*Work instruction*
Every line below that has the string "JSON" needs to be copied.

(Information Opens)

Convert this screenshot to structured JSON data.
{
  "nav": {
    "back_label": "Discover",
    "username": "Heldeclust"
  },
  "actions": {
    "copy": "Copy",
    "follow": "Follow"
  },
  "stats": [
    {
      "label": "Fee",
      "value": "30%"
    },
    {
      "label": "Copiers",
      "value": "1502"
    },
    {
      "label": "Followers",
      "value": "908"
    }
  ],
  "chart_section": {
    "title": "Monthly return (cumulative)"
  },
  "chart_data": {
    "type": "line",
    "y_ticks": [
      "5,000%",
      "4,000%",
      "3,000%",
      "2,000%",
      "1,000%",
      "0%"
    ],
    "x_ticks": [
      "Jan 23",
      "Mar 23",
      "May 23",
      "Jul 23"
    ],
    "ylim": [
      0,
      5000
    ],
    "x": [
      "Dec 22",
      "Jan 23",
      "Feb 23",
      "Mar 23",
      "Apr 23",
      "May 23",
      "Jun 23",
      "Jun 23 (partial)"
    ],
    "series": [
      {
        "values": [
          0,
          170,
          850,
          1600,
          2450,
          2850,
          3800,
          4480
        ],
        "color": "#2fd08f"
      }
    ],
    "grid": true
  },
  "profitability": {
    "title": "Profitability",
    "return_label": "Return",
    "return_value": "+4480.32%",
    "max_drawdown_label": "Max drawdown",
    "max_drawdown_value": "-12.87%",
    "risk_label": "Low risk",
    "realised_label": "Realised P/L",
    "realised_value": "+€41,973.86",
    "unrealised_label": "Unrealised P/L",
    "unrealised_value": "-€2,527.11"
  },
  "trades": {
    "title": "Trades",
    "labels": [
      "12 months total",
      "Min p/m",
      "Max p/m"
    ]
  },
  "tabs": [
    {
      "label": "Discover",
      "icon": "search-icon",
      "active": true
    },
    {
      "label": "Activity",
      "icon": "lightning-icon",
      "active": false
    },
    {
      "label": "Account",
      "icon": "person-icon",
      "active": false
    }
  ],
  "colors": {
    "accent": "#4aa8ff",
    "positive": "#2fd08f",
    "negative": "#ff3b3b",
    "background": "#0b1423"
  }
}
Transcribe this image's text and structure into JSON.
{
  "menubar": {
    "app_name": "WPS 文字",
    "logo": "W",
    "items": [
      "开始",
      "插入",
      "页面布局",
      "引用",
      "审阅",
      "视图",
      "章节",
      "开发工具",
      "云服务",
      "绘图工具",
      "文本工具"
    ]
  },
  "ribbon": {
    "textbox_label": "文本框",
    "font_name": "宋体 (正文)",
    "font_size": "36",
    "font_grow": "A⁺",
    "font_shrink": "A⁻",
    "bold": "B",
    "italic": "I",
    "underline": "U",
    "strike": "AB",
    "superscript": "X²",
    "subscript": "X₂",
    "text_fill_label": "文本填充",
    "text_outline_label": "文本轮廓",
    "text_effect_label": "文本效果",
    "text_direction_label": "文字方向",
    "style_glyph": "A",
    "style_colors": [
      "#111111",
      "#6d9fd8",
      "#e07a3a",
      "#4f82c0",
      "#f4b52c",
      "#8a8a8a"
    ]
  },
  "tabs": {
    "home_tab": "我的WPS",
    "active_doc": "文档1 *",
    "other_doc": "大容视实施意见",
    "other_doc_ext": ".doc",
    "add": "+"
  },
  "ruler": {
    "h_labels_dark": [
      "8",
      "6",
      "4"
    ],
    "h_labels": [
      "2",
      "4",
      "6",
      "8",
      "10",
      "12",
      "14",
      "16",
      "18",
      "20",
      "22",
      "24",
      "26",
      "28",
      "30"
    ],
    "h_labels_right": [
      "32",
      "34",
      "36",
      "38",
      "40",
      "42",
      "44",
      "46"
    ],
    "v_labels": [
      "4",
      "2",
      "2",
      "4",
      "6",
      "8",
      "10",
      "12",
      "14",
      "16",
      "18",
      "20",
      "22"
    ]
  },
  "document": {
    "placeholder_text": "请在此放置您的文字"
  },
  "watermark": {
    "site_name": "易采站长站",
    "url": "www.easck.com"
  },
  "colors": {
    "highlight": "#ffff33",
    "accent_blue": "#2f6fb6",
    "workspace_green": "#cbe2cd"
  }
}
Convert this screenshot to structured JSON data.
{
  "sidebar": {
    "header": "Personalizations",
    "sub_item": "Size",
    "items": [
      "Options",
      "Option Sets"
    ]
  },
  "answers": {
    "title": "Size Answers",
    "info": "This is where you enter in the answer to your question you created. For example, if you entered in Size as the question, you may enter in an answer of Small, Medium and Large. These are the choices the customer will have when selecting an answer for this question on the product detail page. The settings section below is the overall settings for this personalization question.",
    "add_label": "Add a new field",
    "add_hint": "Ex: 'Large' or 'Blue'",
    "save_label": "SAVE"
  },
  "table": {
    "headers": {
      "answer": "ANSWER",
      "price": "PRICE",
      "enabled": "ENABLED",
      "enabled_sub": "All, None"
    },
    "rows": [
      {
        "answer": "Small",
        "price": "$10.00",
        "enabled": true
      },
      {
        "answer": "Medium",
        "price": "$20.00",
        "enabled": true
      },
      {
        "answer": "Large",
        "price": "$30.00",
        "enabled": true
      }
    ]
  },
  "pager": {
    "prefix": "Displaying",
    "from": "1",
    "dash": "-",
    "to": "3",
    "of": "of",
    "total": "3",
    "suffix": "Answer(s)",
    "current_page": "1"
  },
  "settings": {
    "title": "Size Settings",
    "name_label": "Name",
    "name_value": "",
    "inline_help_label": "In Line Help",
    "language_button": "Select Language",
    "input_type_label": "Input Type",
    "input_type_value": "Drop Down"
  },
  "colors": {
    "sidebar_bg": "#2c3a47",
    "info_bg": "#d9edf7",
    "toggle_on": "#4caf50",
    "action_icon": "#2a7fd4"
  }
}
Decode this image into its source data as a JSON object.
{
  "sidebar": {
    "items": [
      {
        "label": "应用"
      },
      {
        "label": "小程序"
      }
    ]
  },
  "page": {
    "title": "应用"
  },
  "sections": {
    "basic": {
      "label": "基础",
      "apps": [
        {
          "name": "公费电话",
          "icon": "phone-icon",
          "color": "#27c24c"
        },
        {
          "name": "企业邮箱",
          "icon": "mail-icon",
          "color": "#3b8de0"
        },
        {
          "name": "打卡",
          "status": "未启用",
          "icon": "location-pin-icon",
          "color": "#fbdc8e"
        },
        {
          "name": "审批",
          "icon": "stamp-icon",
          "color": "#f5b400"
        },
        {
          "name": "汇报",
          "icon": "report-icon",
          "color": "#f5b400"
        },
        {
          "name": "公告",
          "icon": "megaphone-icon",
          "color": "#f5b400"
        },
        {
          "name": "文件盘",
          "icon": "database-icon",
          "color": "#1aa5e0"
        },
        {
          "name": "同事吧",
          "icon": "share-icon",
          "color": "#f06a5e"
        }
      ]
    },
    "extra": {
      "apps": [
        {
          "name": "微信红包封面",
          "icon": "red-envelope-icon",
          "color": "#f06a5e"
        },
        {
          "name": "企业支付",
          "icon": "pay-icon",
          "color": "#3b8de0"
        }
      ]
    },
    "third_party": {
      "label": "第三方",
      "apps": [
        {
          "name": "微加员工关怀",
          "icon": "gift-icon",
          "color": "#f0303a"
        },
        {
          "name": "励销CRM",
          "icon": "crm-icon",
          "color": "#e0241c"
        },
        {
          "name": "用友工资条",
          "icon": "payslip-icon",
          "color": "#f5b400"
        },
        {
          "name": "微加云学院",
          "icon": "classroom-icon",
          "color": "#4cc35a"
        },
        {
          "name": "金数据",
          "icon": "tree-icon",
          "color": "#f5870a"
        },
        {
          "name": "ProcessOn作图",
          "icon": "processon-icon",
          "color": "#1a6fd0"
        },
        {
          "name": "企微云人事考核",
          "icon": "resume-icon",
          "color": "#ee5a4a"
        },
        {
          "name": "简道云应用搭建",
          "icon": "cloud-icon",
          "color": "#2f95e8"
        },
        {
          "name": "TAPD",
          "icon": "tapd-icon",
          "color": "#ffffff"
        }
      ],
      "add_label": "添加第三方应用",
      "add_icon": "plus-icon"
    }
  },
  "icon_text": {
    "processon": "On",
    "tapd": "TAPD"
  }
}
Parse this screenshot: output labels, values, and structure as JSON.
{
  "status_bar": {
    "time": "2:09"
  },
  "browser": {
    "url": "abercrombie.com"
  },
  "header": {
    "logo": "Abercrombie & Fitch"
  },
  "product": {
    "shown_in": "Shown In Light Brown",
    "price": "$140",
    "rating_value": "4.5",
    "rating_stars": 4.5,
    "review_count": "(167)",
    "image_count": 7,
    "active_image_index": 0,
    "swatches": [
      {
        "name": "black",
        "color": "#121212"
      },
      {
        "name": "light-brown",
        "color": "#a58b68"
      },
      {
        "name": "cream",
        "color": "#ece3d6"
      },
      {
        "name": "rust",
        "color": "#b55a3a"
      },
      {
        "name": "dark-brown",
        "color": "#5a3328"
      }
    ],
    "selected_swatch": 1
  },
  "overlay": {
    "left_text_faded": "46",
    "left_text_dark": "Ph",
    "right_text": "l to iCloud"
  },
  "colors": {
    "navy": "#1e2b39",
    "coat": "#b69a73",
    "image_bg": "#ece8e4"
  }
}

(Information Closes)

*Result of the exercise*
Convert this screenshot to structured JSON data.
Transcribe this image's text and structure into JSON.
Convert this screenshot to structured JSON data.
Decode this image into its source data as a JSON object.
Parse this screenshot: output labels, values, and structure as JSON.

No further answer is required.